… If successful, the server redirects the user to a “Thank You” or receipt page with transaction details and a receipt of the purchase. You can use the analytics.js library to send the ecommerce data from the “Thank You” page to Google Analytics.”
The missing step here is to ensure that either A) the user cannot access the page more than once or B) you have logic in place to make sure the transaction is only sent once. The biggest issues I’ve seen are when this receipt page is automatically emailed to the customer, with the ability for them to return as frequently as they please, each time sending a duplicate transaction.
Do you want to track your press releases or distributed content (widgets, infographics, embedded content, etc.)? I’m going to show you a much better way to do that with campaign tracking in Google Analytics.
I was recently asked a question by an attendee to our Google Analytics training in Los Angeles about using campaign tracking in Google Analytics:
We distribute press releases that get distributed and posted on various websites. I want to be able to track any traffic generated by those pickups as part of a campaign, but also know from which sites the traffic is coming. What happens is I simply leave utm_source out?
For this post, we wanted to take a step back and describe the Universal Analytics upgrade process in very simple terms. What is it, and why should you care? If your company is struggling with any of these common questions, feel free to download this one-pager and share with your company to help understand the benefits of upgrading to Universal Analytics!
Read on for more information and the full text of the one-pager! (more…)
Google Analytics Events + GTM Lookup Tables = Super Groovy Goal Values!
Here’s a familiar refrain: Need KPIs? Assign goal values to your non-ecommerce goals in Google Analytics – for example, calculate the average value of a lead and enter that as the goal value.
And a less-familiar verse: Should you settle for the average value? Not if the actual values vary widely. Distributions matter!
Suppose you have one lead form for many types of leads. The user might request info about option A, a potential sale worth nearly twice as much as option B, and five times as much as option C. And what about options D, E, F, and so on?
New verse: You don’t have to give them all the same goal value. And you don’t have to create multiple goals to give them each a different value.
Send different event values to Google Analytics for each type of lead with a lookup table in Google Tag Manager. And then set the event value as the goal value in the Google Analytics interface.
You say your goal is based on the thank-you page URL and not an event? No problem. Fire an event when the user reaches the thank-you page and use that event to define the goal instead.
Follow these four steps to add more meaningful values and make your goal data rock.
While LunaMetrics.com is known best for our blog content, the vast majority of our time goes towards helping clients with Google Analytics implementation. Our clients often come to us with some form of existing Google Analytics, and it’s our job to sift through the data to make sure everything is being collected correctly. For a website with eCommerce, this involves comparing data from GA to a back-end sales system to make sure everything matches. We’ve found many strange and buggy scenarios, but one in particular stands out as a particularly difficult challenge.

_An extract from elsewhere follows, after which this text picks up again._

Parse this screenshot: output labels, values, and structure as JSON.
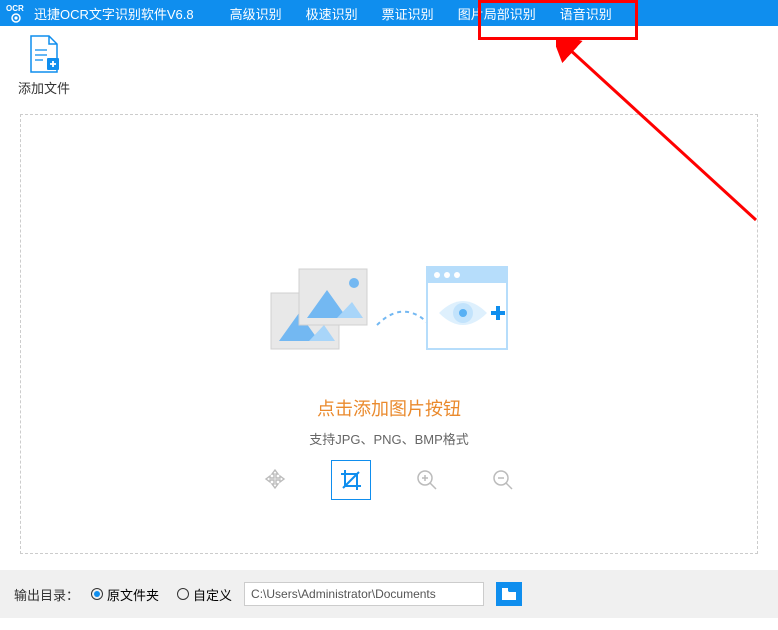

In the scenario below, a client’s website appended an internal key as a query parameter to transaction pages to help with their processing. These keys were huge and the page URLs would sometimes hit 1400 or 1500 characters. When a hit gets sent to Google Analytics, all of the details about the page and the visitor are combined together into one long image request which gets sent to their server. However, Internet Explorer, and more specifically, Internet Explorer 9, imposes a cap on the length of these requests. Because the page URLs were so long, some hits to Google were just failing at the browser level and never made their way to GA.

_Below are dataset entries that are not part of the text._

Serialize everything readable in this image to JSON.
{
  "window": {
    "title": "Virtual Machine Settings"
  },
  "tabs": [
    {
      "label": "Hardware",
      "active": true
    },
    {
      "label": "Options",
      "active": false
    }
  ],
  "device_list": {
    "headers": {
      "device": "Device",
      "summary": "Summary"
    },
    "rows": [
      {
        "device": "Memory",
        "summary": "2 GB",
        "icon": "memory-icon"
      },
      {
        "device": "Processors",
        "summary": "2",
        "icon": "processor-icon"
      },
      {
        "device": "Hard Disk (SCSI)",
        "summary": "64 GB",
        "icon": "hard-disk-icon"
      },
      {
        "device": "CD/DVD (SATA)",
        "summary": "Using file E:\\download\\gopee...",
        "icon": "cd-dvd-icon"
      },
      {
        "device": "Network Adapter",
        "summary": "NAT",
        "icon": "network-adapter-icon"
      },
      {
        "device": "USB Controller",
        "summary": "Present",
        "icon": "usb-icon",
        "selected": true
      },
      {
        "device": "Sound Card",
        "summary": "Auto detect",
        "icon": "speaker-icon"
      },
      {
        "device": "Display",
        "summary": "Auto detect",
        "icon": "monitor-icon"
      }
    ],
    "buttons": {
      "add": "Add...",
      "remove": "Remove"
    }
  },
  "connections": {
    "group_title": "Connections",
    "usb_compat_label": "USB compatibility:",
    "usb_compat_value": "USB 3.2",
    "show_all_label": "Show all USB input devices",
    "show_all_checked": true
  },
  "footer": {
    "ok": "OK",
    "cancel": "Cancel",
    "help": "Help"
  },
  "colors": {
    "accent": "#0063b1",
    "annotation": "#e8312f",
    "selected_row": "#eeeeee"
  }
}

Continue reading for a “chart review” of how we diagnosed the issue, and then further on for steps on how to fix this for yourself!